|2019 Medical Examiner Mystery Reading Challenge|
- The code has been fixed for this page ... when you click on a CLIPBOARD, it will open in a second tab/window instead of replacing this page. So you can keep this page open and click through all the clipboards easily now.
- Clipboards now contain a sum of unique authors.
- Thinking about taking the Medical Examiner Challenge in 2020? Here's what will happen to the challenge. At the end of this year's challenge (December 2019), the challenge page and attached clipboards will be cryogenically frozen and remain online for your reference. The morgue and gurneys will be totally cleaned and disinfected, and we will start with clean clipboards for 2020!
- A new challenge is in the works for 2020: Murder Mystery Bingo. This one is easy, no need to document or submit details about any books. You get (well, you print) four bingo cards which you tuck in your current book and circle the items as you come across them (one card for each of these categories: Weapons, Crime Scenes, Clues, and Red Herrings. Your goal is to get Bingo on all four cards during the year. Look for a "soft opening" around Thanksgiving for this challenge.
Morgue:Welcome to the Morgue. We currently have 8 Medical Examiners on staff. You may refer to their autopsy notes by clicking on their clipboards below. Please note selfies with the corpses are not allowed.
BUREAU of VITAL STATISTICS as of MON NOV 18
sorted by toe tags issued
Medical Examiner Toe Tags issued Books read TTPB* Autopsy notes Personal effects Bev Hankins
306 84 3.64 Clipboard sk888888
289 67 4.31 Clipboard Rick Mills
233 70 3.32 Clipboard Tari Hann
124 59 2.10 Clipboard Ahcop
110 32 3.41 Clipboard Avid Series Reader
107 41 2.60 Clipboard Susan Jensen
96 38 2.52 Clipboard LuAnn Braley
2 1 2.00 Clipboard Help wanted.
Gurney available. Read up.
0 0 0.00 Help wanted.
Glove up and jump in.
0 0 0.00
indicates vital statistics and autopsy notes updated
* TTPB = Toe Tags Per Book (average). This is a measure of how lethal your reading preferences are.
- You are the Medical Examiner, and your goal is to issue as many Toe Tags as you can during 2019, by reading murder mysteries and determining the cause of death of the unfortunate victim(s).
- No advance signup needed.
- Read a murder mystery. Note the victim(s) and cause(s) of death.
- Submit one Death Certificate per book, identifying the Cause(s) of Death of the victim(s). Any death (accidental, natural causes, homicide, suicide) counts, as long as the person is significant enough to be named in the book.
- This page does not update in real time. Your submission generates an email to the Chief Medical Examiner, who will fill in the data.
- The challenge is open for business! Challenge runs Jan 1 - Dec 31 2019. Plenty of time to jump in!
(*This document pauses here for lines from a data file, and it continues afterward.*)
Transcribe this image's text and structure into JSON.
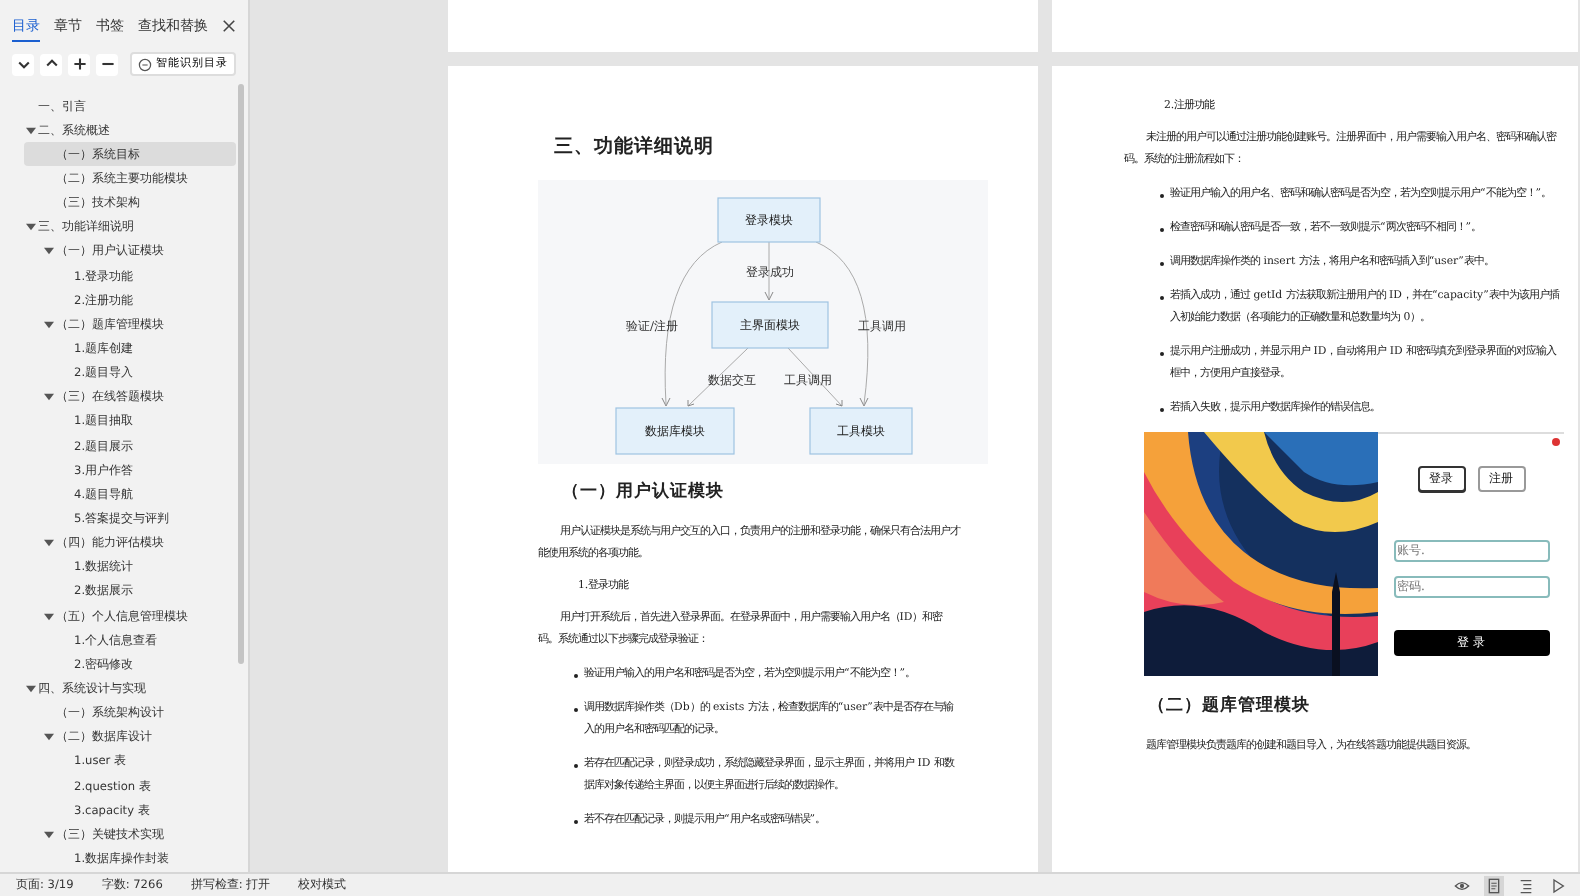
{
  "sidebar": {
    "tabs": [
      {
        "label": "目录",
        "selected": true
      },
      {
        "label": "章节",
        "selected": false
      },
      {
        "label": "书签",
        "selected": false
      },
      {
        "label": "查找和替换",
        "selected": false
      }
    ],
    "tools": [
      {
        "kind": "down"
      },
      {
        "kind": "up"
      },
      {
        "kind": "plus"
      },
      {
        "kind": "minus"
      }
    ],
    "smart_button": "智能识别目录",
    "outline": [
      {
        "label": "一、引言",
        "selected": false
      },
      {
        "label": "二、系统概述",
        "selected": false,
        "expanded": true,
        "children": [
          {
            "label": "（一）系统目标",
            "selected": true
          },
          {
            "label": "（二）系统主要功能模块",
            "selected": false
          },
          {
            "label": "（三）技术架构",
            "selected": false
          }
        ]
      },
      {
        "label": "三、功能详细说明",
        "selected": false,
        "expanded": true,
        "children": [
          {
            "label": "（一）用户认证模块",
            "selected": false,
            "expanded": true,
            "children": [
              {
                "label": "1.登录功能",
                "selected": false
              },
              {
                "label": "2.注册功能",
                "selected": false
              }
            ]
          },
          {
            "label": "（二）题库管理模块",
            "selected": false,
            "expanded": true,
            "children": [
              {
                "label": "1.题库创建",
                "selected": false
              },
              {
                "label": "2.题目导入",
                "selected": false
              }
            ]
          },
          {
            "label": "（三）在线答题模块",
            "selected": false,
            "expanded": true,
            "children": [
              {
                "label": "1.题目抽取",
                "selected": false
              },
              {
                "label": "2.题目展示",
                "selected": false
              },
              {
                "label": "3.用户作答",
                "selected": false
              },
              {
                "label": "4.题目导航",
                "selected": false
              },
              {
                "label": "5.答案提交与评判",
                "selected": false
              }
            ]
          },
          {
            "label": "（四）能力评估模块",
            "selected": false,
            "expanded": true,
            "children": [
              {
                "label": "1.数据统计",
                "selected": false
              },
              {
                "label": "2.数据展示",
                "selected": false
              }
            ]
          },
          {
            "label": "（五）个人信息管理模块",
            "selected": false,
            "expanded": true,
            "children": [
              {
                "label": "1.个人信息查看",
                "selected": false
              },
              {
                "label": "2.密码修改",
                "selected": false
              }
            ]
          }
        ]
      },
      {
        "label": "四、系统设计与实现",
        "selected": false,
        "expanded": true,
        "children": [
          {
            "label": "（一）系统架构设计",
            "selected": false
          },
          {
            "label": "（二）数据库设计",
            "selected": false,
            "expanded": true,
            "children": [
              {
                "label": "1.user 表",
                "selected": false
              },
              {
                "label": "2.question 表",
                "selected": false
              },
              {
                "label": "3.capacity 表",
                "selected": false
              }
            ]
          },
          {
            "label": "（三）关键技术实现",
            "selected": false,
            "expanded": true,
            "children": [
              {
                "label": "1.数据库操作封装",
                "selected": false
              }
            ]
          }
        ]
      }
    ]
  },
  "pages": [
    {
      "blocks": [
        {
          "kind": "h1",
          "text": "三、功能详细说明"
        },
        {
          "kind": "diagram",
          "nodes": [
            "登录模块",
            "主界面模块",
            "数据库模块",
            "工具模块"
          ],
          "edge_labels": [
            "登录成功",
            "验证/注册",
            "工具调用",
            "数据交互",
            "工具调用"
          ]
        },
        {
          "kind": "h2",
          "text": "（一）用户认证模块"
        },
        {
          "kind": "p",
          "text": "用户认证模块是系统与用户交互的入口，负责用户的注册和登录功能，确保只有合法用户才能使用系统的各项功能。"
        },
        {
          "kind": "item",
          "text": "1.登录功能"
        },
        {
          "kind": "p",
          "text": "用户打开系统后，首先进入登录界面。在登录界面中，用户需要输入用户名（ID）和密码。系统通过以下步骤完成登录验证："
        },
        {
          "kind": "bullet",
          "text": "验证用户输入的用户名和密码是否为空，若为空则提示用户“不能为空！”。"
        },
        {
          "kind": "bullet",
          "text": "调用数据库操作类（Db）的 exists 方法，检查数据库的“user”表中是否存在与输入的用户名和密码匹配的记录。"
        },
        {
          "kind": "bullet",
          "text": "若存在匹配记录，则登录成功，系统隐藏登录界面，显示主界面，并将用户 ID 和数据库对象传递给主界面，以便主界面进行后续的数据操作。"
        },
        {
          "kind": "bullet",
          "text": "若不存在匹配记录，则提示用户“用户名或密码错误”。"
        }
      ]
    },
    {
      "blocks": [
        {
          "kind": "item",
          "text": "2.注册功能"
        },
        {
          "kind": "p",
          "text": "未注册的用户可以通过注册功能创建账号。注册界面中，用户需要输入用户名、密码和确认密码。系统的注册流程如下："
        },
        {
          "kind": "bullet",
          "text": "验证用户输入的用户名、密码和确认密码是否为空，若为空则提示用户“不能为空！”。"
        },
        {
          "kind": "bullet",
          "text": "检查密码和确认密码是否一致，若不一致则提示“两次密码不相同！”。"
        },
        {
          "kind": "bullet",
          "text": "调用数据库操作类的 insert 方法，将用户名和密码插入到“user”表中。"
        },
        {
          "kind": "bullet",
          "text": "若插入成功，通过 getId 方法获取新注册用户的 ID，并在“capacity”表中为该用户插入初始能力数据（各项能力的正确数量和总数量均为 0）。"
        },
        {
          "kind": "bullet",
          "text": "提示用户注册成功，并显示用户 ID，自动将用户 ID 和密码填充到登录界面的对应输入框中，方便用户直接登录。"
        },
        {
          "kind": "bullet",
          "text": "若插入失败，提示用户数据库操作的错误信息。"
        },
        {
          "kind": "figure",
          "tabs": [
            {
              "label": "登录",
              "selected": true
            },
            {
              "label": "注册",
              "selected": false
            }
          ],
          "fields": [
            {
              "placeholder": "账号."
            },
            {
              "placeholder": "密码."
            }
          ],
          "submit": "登 录"
        },
        {
          "kind": "h2",
          "text": "（二）题库管理模块"
        },
        {
          "kind": "p",
          "text": "题库管理模块负责题库的创建和题目导入，为在线答题功能提供题目资源。"
        }
      ]
    }
  ],
  "status_bar": {
    "items": [
      "页面: 3/19",
      "字数: 7266",
      "拼写检查: 打开",
      "校对模式"
    ],
    "views": [
      {
        "kind": "eye",
        "selected": false
      },
      {
        "kind": "page",
        "selected": true
      },
      {
        "kind": "outline",
        "selected": false
      },
      {
        "kind": "play",
        "selected": false
      }
    ]
  }
}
- Formats: Print books, audio books, or e-books may be used.
- You get one Toe Tag per victim. What counts? If the person is significant enough to be given a name, and includes a cause of death you can cite, then it counts. Examples:
- Sophia was convicted of shooting her barista, Arabica Simpson, for messing up her coffee order. - COUNTS, NAMED and CAUSE OF DEATH cited
- While in the Chicago mob, Dwayne drowned 7 guys in the bay for messing up his alibi.- DOES NOT COUNT (CAUSE OF DEATH cited, but victims not named)
- He murdered his wife's asthmatic lover, Elmont Q. Thorpmeister III for messing up their relationship. - DOES NOT COUNT (NAMED, but no CAUSE OF DEATH cited).
- Reviews: You do not need to write reviews, but you are welcome to. If you supply a link to your blog or Goodreads review, I will link to it.
- Bloggers are welcome to copy the toe tag image from the header for your blog.
- Cross-entries from other challenges are encouraged.
- For more details on what counts and what doesn't, see the FAQ page.
- Toe Tags will be counted for prizes on or about Dec. 31 2019. A running tally is shown above. Top Ten Toe Taggers Treat Themselves To a (used but still with exciting words) book. See the prize list for details.
Want more challenges?
Dr. Korn, the Medical Examiner, a cheerful man with a roly-poly figure, came in briskly, bobbed his head, beamed, threw down his black bag, unloosened the dead hands, propped the body into a sitting position, and addressed himself to Kelly. "Officer, would you be so kind as to hold up his head while I make my examination?" Edward J. Doherty in The Broadway Murders, 1929
The very name of Mills had become a huge and legendary symbol of villainy. John Dickson Carr in The Empty Flat, 1963